Indiana Pacers center Roy Hibbert doesn't have any excuses.
Orlando Magic center Dwight Howard, a nemesis of Hibbert and every other center in league, is on the sideline in street clothes for the rest of the season.
It's Hibbert's time to star under the bright lights of the playoffs. It's time for him to show why he was named to the Eastern Conference All-Star team this season. It's time for him to show he deserves a hefty pay raise when he hits the free agent market this summer.
"I have to take things and look at each matchup and make sure I dominate on both ends of the floor," Hibbert said. "I can't have any lags in my game and I have to be on top of my game every game."
Howard, the league's premier center, is out for the rest of the season after surgery to repair a herniated disc in his back.
That leaves Hibbert as the marquee attraction in the middle. He has had the best season of his four-year career, averaging 12.8 points, 8.8 rebounds and 2.0 blocks.
There's no reason those numbers shouldn't increase during the series, with the Magic starting 6-9 Glen Davis in Howard's absence.
Game 1 of the best-of-seven series is Saturday at Bankers Life Fieldhouse.
Hibbert's performance in the playoffs will likely play a part in how big a contract he'll receive when he becomes a restricted free agent in July.
"I don't want to start thinking it's my contract year and try to do too much and affect the game in a negative way," he said. "I'm not really thinking about that. Obviously I want to be a dominating presence."
Hibbert quickly noted that he's not the same person who had a difficult time controlling his emotions in the past, thanks to regular meetings with sports psychiatrist Dr. Chris Carr. With the urging of Carr, Hibbert kept a journal of goals he wanted to accomplish each game.
Some games it was how he wanted to perform against one of the league's best centers. In others, he would focus on making quicker moves to the basket.
"You just keep an eye on things with him," coach Frank Vogel said. "He knows his role on our team in any given game. You just try to define it clearly and then if it looks like he's trying to do too much, you just address it and tell him to play within himself and make him understand what has led to his success."

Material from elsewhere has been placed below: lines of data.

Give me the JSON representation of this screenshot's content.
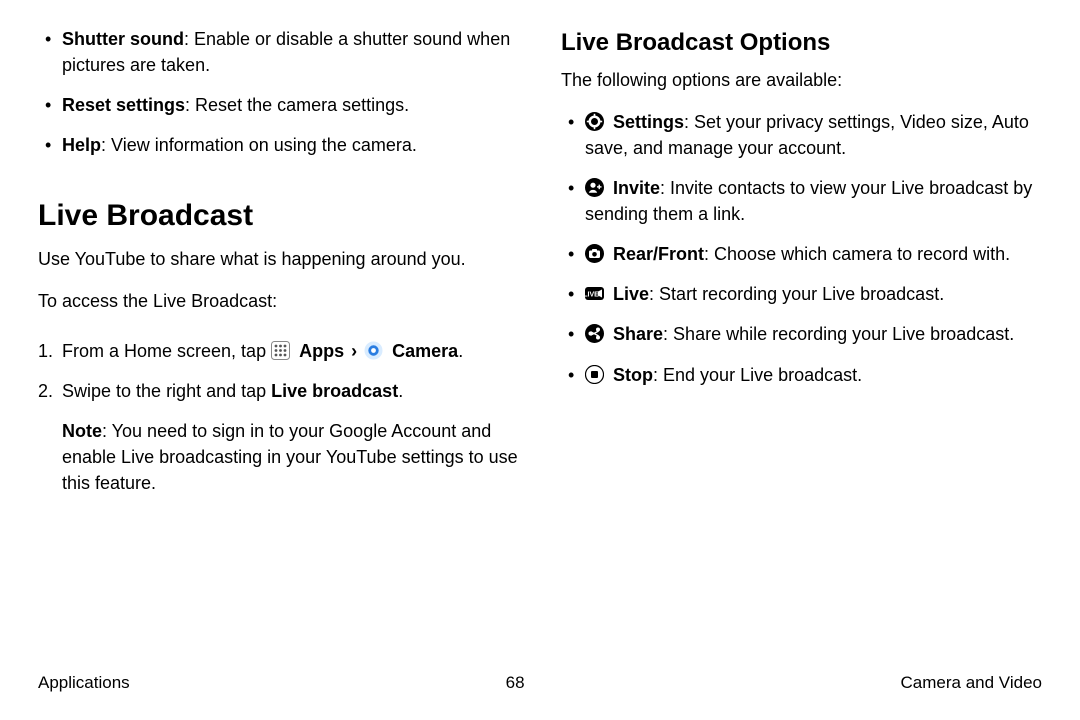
{
  "left": {
    "top_bullets": [
      {
        "label": "Shutter sound",
        "text": ": Enable or disable a shutter sound when pictures are taken."
      },
      {
        "label": "Reset settings",
        "text": ": Reset the camera settings."
      },
      {
        "label": "Help",
        "text": ": View information on using the camera."
      }
    ],
    "heading": "Live Broadcast",
    "intro": "Use YouTube to share what is happening around you.",
    "access_lead": "To access the Live Broadcast:",
    "steps": {
      "s1_num": "1.",
      "s1_pre": "From a Home screen, tap ",
      "s1_apps": "Apps",
      "s1_camera": "Camera",
      "s1_end": ".",
      "s2_num": "2.",
      "s2_pre": "Swipe to the right and tap ",
      "s2_bold": "Live broadcast",
      "s2_end": "."
    },
    "note_label": "Note",
    "note_text": ": You need to sign in to your Google Account and enable Live broadcasting in your YouTube settings to use this feature."
  },
  "right": {
    "heading": "Live Broadcast Options",
    "intro": "The following options are available:",
    "items": [
      {
        "label": "Settings",
        "text": ": Set your privacy settings, Video size, Auto save, and manage your account."
      },
      {
        "label": "Invite",
        "text": ": Invite contacts to view your Live broadcast by sending them a link."
      },
      {
        "label": "Rear/Front",
        "text": ": Choose which camera to record with."
      },
      {
        "label": "Live",
        "text": ": Start recording your Live broadcast."
      },
      {
        "label": "Share",
        "text": ": Share while recording your Live broadcast."
      },
      {
        "label": "Stop",
        "text": ": End your Live broadcast."
      }
    ]
  },
  "footer": {
    "left": "Applications",
    "center": "68",
    "right": "Camera and Video"
  }
}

The Pacers have a balanced scoring attack, but it's Hibbert who wants to shoulder the majority of the load.
He often apologized to his teammates when he felt like he didn't play up to expectations during games in the regular season. But instead of letting things linger as he did in the past, Hibbert did his best to move on to the next game.
"He's very driven in terms of wanting the guys on the team to depend on him and knowing we can count on him," forward David West said. "He wants to be counted one. There have been games where he's apologized. That's very rare in a league full of egos.
"His willingness to want to be depended on and that he wants the team and the guys to know he's there and he's going to carry his share of the load . . . you have to respect a player like that."